Amyelk - The term "Swiss steak" probably refers to a tenderizing process whereby meat is run through rollers that leave it pinpricked all over. "Cube steak" (which we also a lot of in our impoverished student days) was a tough cut of meat that had been "swissed." Pounding floured meat with the edge of a plate was a home cook's approximation of the "swissing" done by a butcher.
 
Winter M. May 9, 2013
Mouth watering. I think I will surprise my son-in-law this weekend. Yammy recipe
 
Donna C. May 8, 2013

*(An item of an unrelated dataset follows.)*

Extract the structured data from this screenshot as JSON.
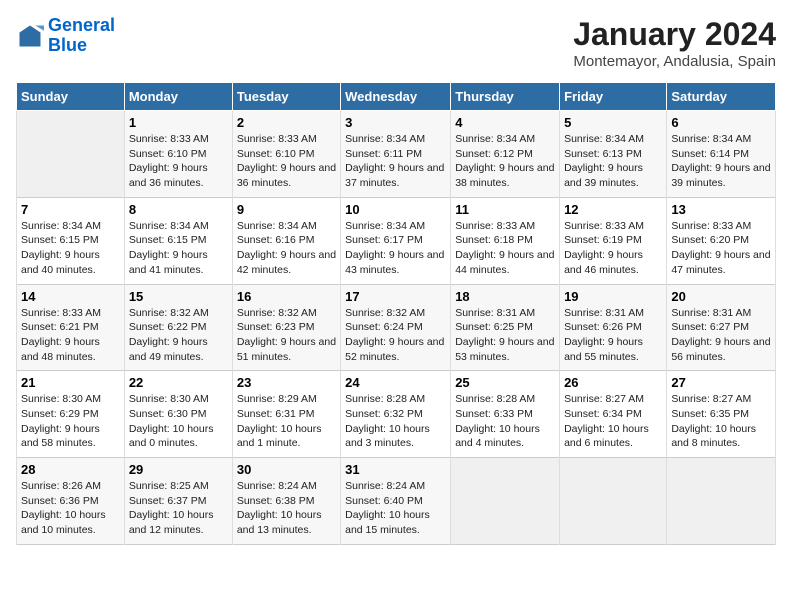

my best pot roast involves browning the roast really well, remove from pan then adding the "Holy Trinity" a cup each of chopped celery, onion and carrots, to the pan, frying well, then add a cup of ruby red port to deglaze the pan and a cup of beef broth, and braising (covered) for 3 to 4 hrs at 300 degrees, really comfort food, and wonderful flavours. Suitable for a dinner party. Use this recipe with beef short ribs as well... delish!!
 
Mario May 8, 2013
Just wondering where you find a piece of meat marbled liked the picture??? Prime Beef?
 
Author Comment
Kristen M. May 10, 2013
Mario, see my answer to ATG117 above!
 
Barb168 May 8, 2013
Pot roast - comfort and yumminess!<br /><br />I chop carrots in both smaller and larger pieces. The smaller pieces mush into the gravy, then the large pieces can be served with the meat. I also add chopped celery and Worcestershire sauce. And chopped/diced tomatoes or tomato paste - or even a wee bit of BBQ sauce (not so much that you actually taste it, just enough to give more depth of flavor). Add small potatoes near the end, then serve with a salad/green veggie, bread/rolls, and a nice bottle of red wine.
 
svbooker May 8, 2013
I forgot to say... <br />Thank you Mom - I miss you!
 
svbooker May 8, 2013
A really lovely post and beautiful pictures...thank you! My mother's and now my pot roast recipe is almost identical to this. I use my fingers to push in the flour, but will definitely give the plate try (meaty-juicy-flour sets up like concrete under fingernails if you're slow with the nail brush). I've made one addition to the recipe. I use a chuck roast, giving me a flat surface, and top it with a 5-oz jar of prepared horseradish that's been partially squeezed dry. I also stir some into the red wine I use as the cooking liquid. The horseradish turns the same color as the beautiful onions pictured here and becomes a slightly sweet, umami crust...pushing this dish into the hyper-umami universe~
 
ChefJune May 8, 2013
I am always hungry for pot roast. Our family celebrated any and everything with it... Thanks, Kristen, for a lovely story to go with that lovely dish.
 
koechin May 8, 2013
that brings back memories of my childhood in germany. every sunday the air was perfumed with the smell of potroast when you walked down any given street in frankfurt. i make mine similar to this one, the only major difference is that we always brown our meat in bacon drippings which adds great depth of flavor.
 
mrslarkin May 8, 2013
I've found my Mother's Day meal! Thank you, Kristin and Susan.<br /><br />What an interesting person, that Betty Wason! I've just requested some of her books from the library. Thanks for the great tip!
 
mrslarkin May 8, 2013
P.S. it would be GREAT if we could get a "dinner tonight" feature, with specific menu/instructions/shopping list/game plan that I can hand directly to my husband and say "go forth and make pot roast" while I'm at work on Sunday.
 
Marian B. May 8, 2013
This makes me want to go hug my mom.
 
Jennifer W. May 8, 2013
Angela, at our house, we tear off chunks of crusty bread to dip in the gravy-- and share a bottle of red wine. Salad optional!